Cree Family Accuses Judge of Racism

By Lloyd Dolha

A Saskatchewan judge drew accusations of racism from the family of a young Cree girl, when he ruled she was a willing participant – or even a sexual aggressor – in sexual activity with a 26-year-old man.

On September 4, Dean Edmondson of Melford, Saskatchewan, received a two-year conditional sentence from Justice Fred Kovatch, for sexually assaulting the (then) 12-year-old girl. He will be confined to his home, rather than face a lengthy jail term.

Judge Kovatch said that he couldn’t ignore allegations by the defense that the girl was raised in an abusive home environment. Earlier testimony suggested the girl was frequently abused by her father. During the trial, the girl’s underwear was submitted as evidence. Semen belonging to the girl’s father was found on it. That evidence, said Kovatch, supported the defense theory that the girl may have been the sexual aggressor.

In September 2001, Edmondson and two friends had been drinking heavily and driving the backwoods country roads near Tisdale; where they came upon the 89-pound girl in front of a local bar. The girl accepted a ride from the three men, all in their twenties, who gave her several beers to drink.

According to testimony, the girl ended up in Edmondson’s lap and the two kissed. Shortly thereafter, the truck pulled over and the two attempted to have sex, but Edmondson could not obtain an erection. The other two men also attempted to have sex with the girl but failed as well.

In May, Edmondson was convicted of being party to a sexual assault. His two companions were acquitted in a separate trial.
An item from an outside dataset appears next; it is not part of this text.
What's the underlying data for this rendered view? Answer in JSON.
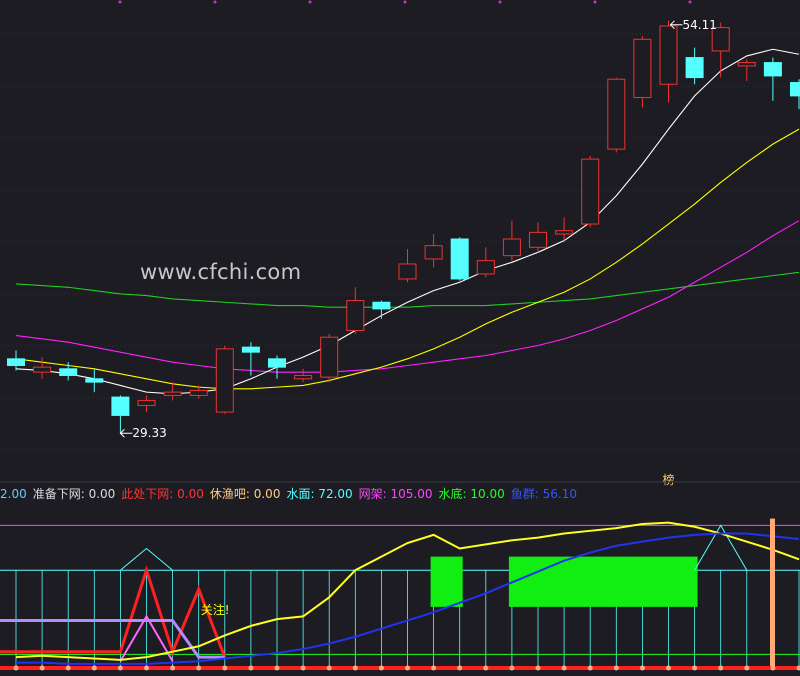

The charge carries a maximum sentence of 14 years in prison.

Kovatch noted that similar sexual assault crimes almost always carry extreme penalties.

“I think it’s clear from the authorities that a conditional sentence would be rare indeed,” said Kovatch.

The judge then noted earlier testimony that suggested the girl was often abused by her father. He quoted testimony by a pediatrician who said that an abused child may show “unpredictable sexual behaviour.”

This suggests the girl may have been a “willing participant” or “the aggressor” in the incident, he said.

“That in no way condones Mr. Edmondson’s conduct, [but] in my opinion is a factor in sentencing,” said Kovatch.

The judge further noted that the girl got into the men’s truck willingly, lied about her age and drank beer.

All of these factors must be taken into account in sentencing, said Kovatch. It would have been different if the girl had been kidnapped off the street and forced into sexual activity

“No one has any business involving themselves sexually with anyone that age. That being said, there are clearly degrees. There is a difference from a sentencing perspective,” said Kovatch. The very unusual facts suggest that a jail term is “not necessarily required.”
Defense lawyer Hugh Harradence said the judge made the right decision.

“I think it is justice and it can be defended,” he said.

As the judgement was read out, family members and supporters of the now 14-year-old girl stormed out of the courtroom, shouting and accusing the court of racism.

“The young white man was sitting there with the judge protecting him. Who has justice served here? It sure wasn’t our aboriginal child,” a family spokesperson told reporters outside the courthouse.

One family member, who cannot be named by law, said the sentence reinforces what they already knew.

“This trial has never ever served our aboriginal people. It just goes to show it’s a racist system in terms of when it comes to our people. There was a wrong done on our child. The young white man got off scot-free,” he said.

Edmondson will have to perform 200 hours of community service, receive alcohol and sexual offender counselling; and pay a $500 fine.

In a brief statement to reporters, Crown prosecutor Gary Parker said he will pass the case file to provincial justice officials in Regina to consider an appeal.

A provincial women’s rights organization has also denounced the sentence. The Saskatchewan Action Committee for the Status of Women has been following the case.

“This is a travesty of justice,” said Kripa Sekhar, executive director. “This is a verdict against all children in Canada. We should all be very concerned.”

Sekhar said her organization will write letters of complaint against the judge and will lobby the provincial Minister of Justice to investigate the manner in which the case was prosecuted.